On some occasions, parents are unable or unwilling to support their child’s behaviour in school. This could be for a number of reasons, from having had negative experiences with teachers at school themselves, to issues with authority, from wanting to please their child who might be domineering or not wanting to rock the boat at home.
A great number of teachers have been accused of ‘picking’ on a student, by the student themselves and by their parent who chose to believe their child without having heard both sides of the story.
Most parents will be happy with your personal account of concerns you might have. For some, this will not be enough and you need evidence.
When dealing with these parents, it’s essential to be prepared. Your account of the student’s behaviour or attitude towards you will not be enough for the defensive parent.
Depending on what you’re addressing in the meeting, you must have data from either the school’s MIS system on behaviour incidents over a period of time, as well as your own records, from your lessons only, with dates, times and a brief description of the incident.
Depersonalise your dealings with the student – make sure the parent understands that their child’s behaviour is preventing them from learning and making progress in your lessons.
Describe the behaviour, in detail, if need be. The parent must understand and be able to visualise, even recognise their child’s behaviour.

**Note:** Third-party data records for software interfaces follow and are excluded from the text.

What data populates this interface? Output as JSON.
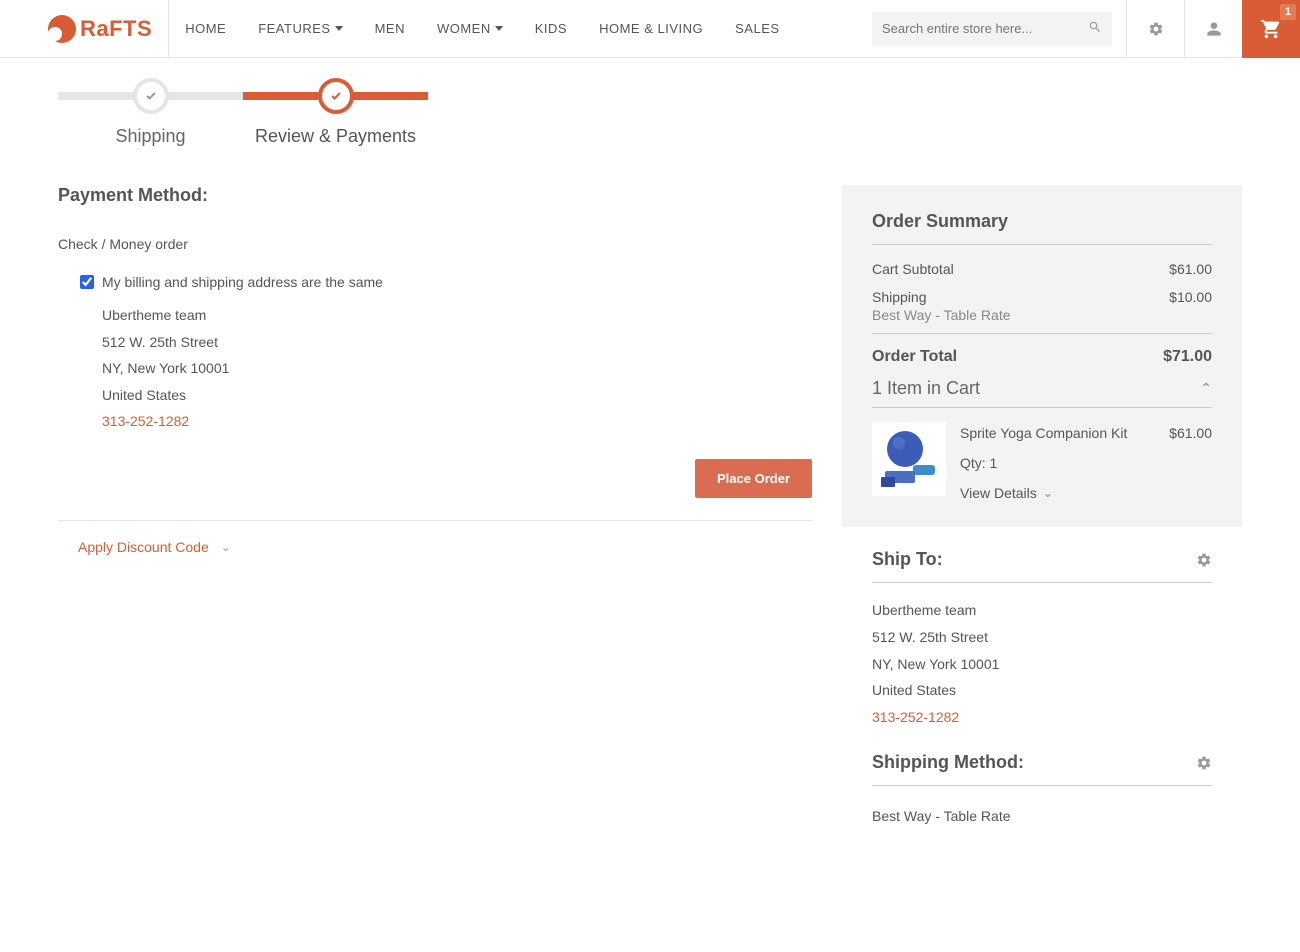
{
  "header": {
    "logo_text": "RaFTS",
    "nav": [
      "HOME",
      "FEATURES",
      "MEN",
      "WOMEN",
      "KIDS",
      "HOME & LIVING",
      "SALES"
    ],
    "search_placeholder": "Search entire store here...",
    "cart_count": "1"
  },
  "progress": {
    "step1": "Shipping",
    "step2": "Review & Payments"
  },
  "payment": {
    "title": "Payment Method:",
    "method": "Check / Money order",
    "same_address_label": "My billing and shipping address are the same",
    "addr_name": "Ubertheme team",
    "addr_street": "512 W. 25th Street",
    "addr_city": "NY, New York 10001",
    "addr_country": "United States",
    "addr_phone": "313-252-1282",
    "place_order": "Place Order",
    "discount": "Apply Discount Code"
  },
  "summary": {
    "title": "Order Summary",
    "subtotal_label": "Cart Subtotal",
    "subtotal": "$61.00",
    "shipping_label": "Shipping",
    "shipping": "$10.00",
    "shipping_detail": "Best Way - Table Rate",
    "total_label": "Order Total",
    "total": "$71.00",
    "items_label": "1 Item in Cart",
    "item_name": "Sprite Yoga Companion Kit",
    "item_price": "$61.00",
    "item_qty": "Qty: 1",
    "view_details": "View Details"
  },
  "shipto": {
    "title": "Ship To:",
    "name": "Ubertheme team",
    "street": "512 W. 25th Street",
    "city": "NY, New York 10001",
    "country": "United States",
    "phone": "313-252-1282"
  },
  "shipmethod": {
    "title": "Shipping Method:",
    "value": "Best Way - Table Rate"
  }
}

Let the parent know that you care about their child’s progress and that you need their support in ensuring that learning takes place in lessons, not just for their child’s sake but also for the benefit of the other students, as they usually tend to be affected.
Ask the parent for support and advice on how to get the best out of their child. Any teacher who wants the best for their child will be hard to argue with.
Don’t be afraid to defer the meeting or get help if you feel unable to resolve the issue in that particular meeting or if it becomes clear the parent is unwilling to support you.
Stay calm and insist on your mantra of learning and progress if the parent is unwilling to accept that their child’s behaviour or attitude is an issue.
Tell the parent that you will keep them informed but make sure you get your line manager to support you in a follow-up meeting should the student’s behaviour and attitude not improve.
The best follow up is to ring the parent when the student has been behaving well or if they completed some pleasing work in class. This will show the parents that you also recognise good behaviour and when their child is trying.
Having a good relationship with a challenging student’s parents is essential, and in order to avoid conflict and get support, we need to nurture it.
Having a good relationship with a challenging student is equally important – it’s well worth the time and effort as they will trust you, work for you and follow instructions for you.
About our Community Expert
With 15 years of experience in mainstream schools and over four years in alternative provision, Astrid has worked with the most able as well as the most disadvantaged students in London.
She is currently the Deputy Head at London East AP, the pupil referral unit in Tower Hamlets, one of the largest in the UK, leading on many teaching and learning initiatives to address underachievement of students in both mainstream and AP. Astrid also leads on curriculum development, assessment and strategic development of the pupil referral unit.